• **Assignment**
Copy out all the records, word for word.

Data about app and page elements:
════════════════════
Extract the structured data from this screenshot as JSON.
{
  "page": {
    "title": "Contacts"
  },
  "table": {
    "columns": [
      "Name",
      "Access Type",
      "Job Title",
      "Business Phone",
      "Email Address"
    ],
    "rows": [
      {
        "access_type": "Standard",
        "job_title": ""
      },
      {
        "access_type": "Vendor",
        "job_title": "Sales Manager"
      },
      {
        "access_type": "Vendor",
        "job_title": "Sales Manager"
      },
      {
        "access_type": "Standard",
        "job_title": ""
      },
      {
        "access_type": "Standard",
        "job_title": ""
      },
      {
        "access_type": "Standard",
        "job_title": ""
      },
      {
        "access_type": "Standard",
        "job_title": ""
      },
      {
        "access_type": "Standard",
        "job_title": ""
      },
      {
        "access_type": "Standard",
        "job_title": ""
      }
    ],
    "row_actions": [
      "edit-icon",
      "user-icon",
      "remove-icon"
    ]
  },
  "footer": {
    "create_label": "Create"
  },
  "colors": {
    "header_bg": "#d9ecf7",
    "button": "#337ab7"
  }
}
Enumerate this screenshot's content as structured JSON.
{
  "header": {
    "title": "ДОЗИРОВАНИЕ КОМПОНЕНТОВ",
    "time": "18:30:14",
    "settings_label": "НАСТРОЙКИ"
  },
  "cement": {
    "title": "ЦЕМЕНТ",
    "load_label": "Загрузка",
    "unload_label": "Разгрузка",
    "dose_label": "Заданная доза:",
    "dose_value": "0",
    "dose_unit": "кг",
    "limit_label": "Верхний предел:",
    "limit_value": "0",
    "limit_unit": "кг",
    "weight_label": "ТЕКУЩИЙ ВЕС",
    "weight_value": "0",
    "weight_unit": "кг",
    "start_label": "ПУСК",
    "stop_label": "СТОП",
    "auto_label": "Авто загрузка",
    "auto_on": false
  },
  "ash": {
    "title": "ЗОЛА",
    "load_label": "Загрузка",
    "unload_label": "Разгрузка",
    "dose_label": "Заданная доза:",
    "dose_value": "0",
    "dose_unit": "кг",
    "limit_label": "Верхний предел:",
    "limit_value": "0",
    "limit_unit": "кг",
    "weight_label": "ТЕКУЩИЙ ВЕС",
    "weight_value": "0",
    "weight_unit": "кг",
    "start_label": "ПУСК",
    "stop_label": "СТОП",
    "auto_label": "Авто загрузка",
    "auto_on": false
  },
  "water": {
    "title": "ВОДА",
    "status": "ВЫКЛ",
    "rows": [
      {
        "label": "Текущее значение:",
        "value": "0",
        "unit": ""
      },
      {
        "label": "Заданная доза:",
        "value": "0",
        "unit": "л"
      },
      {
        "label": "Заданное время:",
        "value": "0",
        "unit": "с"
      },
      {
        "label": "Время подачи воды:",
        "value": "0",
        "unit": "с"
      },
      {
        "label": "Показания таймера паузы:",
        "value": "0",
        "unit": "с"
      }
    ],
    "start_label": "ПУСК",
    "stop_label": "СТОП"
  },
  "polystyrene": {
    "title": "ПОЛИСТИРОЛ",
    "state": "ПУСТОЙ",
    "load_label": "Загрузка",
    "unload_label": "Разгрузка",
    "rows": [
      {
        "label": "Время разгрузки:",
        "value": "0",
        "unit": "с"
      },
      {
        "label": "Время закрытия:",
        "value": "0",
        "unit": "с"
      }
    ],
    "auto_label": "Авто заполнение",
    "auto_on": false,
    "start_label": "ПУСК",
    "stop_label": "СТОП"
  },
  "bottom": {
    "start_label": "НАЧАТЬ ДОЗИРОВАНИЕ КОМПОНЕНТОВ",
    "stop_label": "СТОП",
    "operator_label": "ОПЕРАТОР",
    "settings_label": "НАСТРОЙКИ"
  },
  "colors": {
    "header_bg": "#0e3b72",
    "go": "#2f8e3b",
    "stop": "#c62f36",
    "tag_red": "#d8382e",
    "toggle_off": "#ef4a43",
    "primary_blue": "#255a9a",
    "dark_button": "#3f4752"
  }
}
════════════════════
• **Answer for the task**
Extract the structured data from this screenshot as JSON.
{
  "page": {
    "title": "Contacts"
  },
  "table": {
    "columns": [
      "Name",
      "Access Type",
      "Job Title",
      "Business Phone",
      "Email Address"
    ],
    "rows": [
      {
        "access_type": "Standard",
        "job_title": ""
      },
      {
        "access_type": "Vendor",
        "job_title": "Sales Manager"
      },
      {
        "access_type": "Vendor",
        "job_title": "Sales Manager"
      },
      {
        "access_type": "Standard",
        "job_title": ""
      },
      {
        "access_type": "Standard",
        "job_title": ""
      },
      {
        "access_type": "Standard",
        "job_title": ""
      },
      {
        "access_type": "Standard",
        "job_title": ""
      },
      {
        "access_type": "Standard",
        "job_title": ""
      },
      {
        "access_type": "Standard",
        "job_title": ""
      }
    ],
    "row_actions": [
      "edit-icon",
      "user-icon",
      "remove-icon"
    ]
  },
  "footer": {
    "create_label": "Create"
  },
  "colors": {
    "header_bg": "#d9ecf7",
    "button": "#337ab7"
  }
}
Enumerate this screenshot's content as structured JSON.
{
  "header": {
    "title": "ДОЗИРОВАНИЕ КОМПОНЕНТОВ",
    "time": "18:30:14",
    "settings_label": "НАСТРОЙКИ"
  },
  "cement": {
    "title": "ЦЕМЕНТ",
    "load_label": "Загрузка",
    "unload_label": "Разгрузка",
    "dose_label": "Заданная доза:",
    "dose_value": "0",
    "dose_unit": "кг",
    "limit_label": "Верхний предел:",
    "limit_value": "0",
    "limit_unit": "кг",
    "weight_label": "ТЕКУЩИЙ ВЕС",
    "weight_value": "0",
    "weight_unit": "кг",
    "start_label": "ПУСК",
    "stop_label": "СТОП",
    "auto_label": "Авто загрузка",
    "auto_on": false
  },
  "ash": {
    "title": "ЗОЛА",
    "load_label": "Загрузка",
    "unload_label": "Разгрузка",
    "dose_label": "Заданная доза:",
    "dose_value": "0",
    "dose_unit": "кг",
    "limit_label": "Верхний предел:",
    "limit_value": "0",
    "limit_unit": "кг",
    "weight_label": "ТЕКУЩИЙ ВЕС",
    "weight_value": "0",
    "weight_unit": "кг",
    "start_label": "ПУСК",
    "stop_label": "СТОП",
    "auto_label": "Авто загрузка",
    "auto_on": false
  },
  "water": {
    "title": "ВОДА",
    "status": "ВЫКЛ",
    "rows": [
      {
        "label": "Текущее значение:",
        "value": "0",
        "unit": ""
      },
      {
        "label": "Заданная доза:",
        "value": "0",
        "unit": "л"
      },
      {
        "label": "Заданное время:",
        "value": "0",
        "unit": "с"
      },
      {
        "label": "Время подачи воды:",
        "value": "0",
        "unit": "с"
      },
      {
        "label": "Показания таймера паузы:",
        "value": "0",
        "unit": "с"
      }
    ],
    "start_label": "ПУСК",
    "stop_label": "СТОП"
  },
  "polystyrene": {
    "title": "ПОЛИСТИРОЛ",
    "state": "ПУСТОЙ",
    "load_label": "Загрузка",
    "unload_label": "Разгрузка",
    "rows": [
      {
        "label": "Время разгрузки:",
        "value": "0",
        "unit": "с"
      },
      {
        "label": "Время закрытия:",
        "value": "0",
        "unit": "с"
      }
    ],
    "auto_label": "Авто заполнение",
    "auto_on": false,
    "start_label": "ПУСК",
    "stop_label": "СТОП"
  },
  "bottom": {
    "start_label": "НАЧАТЬ ДОЗИРОВАНИЕ КОМПОНЕНТОВ",
    "stop_label": "СТОП",
    "operator_label": "ОПЕРАТОР",
    "settings_label": "НАСТРОЙКИ"
  },
  "colors": {
    "header_bg": "#0e3b72",
    "go": "#2f8e3b",
    "stop": "#c62f36",
    "tag_red": "#d8382e",
    "toggle_off": "#ef4a43",
    "primary_blue": "#255a9a",
    "dark_button": "#3f4752"
  }
}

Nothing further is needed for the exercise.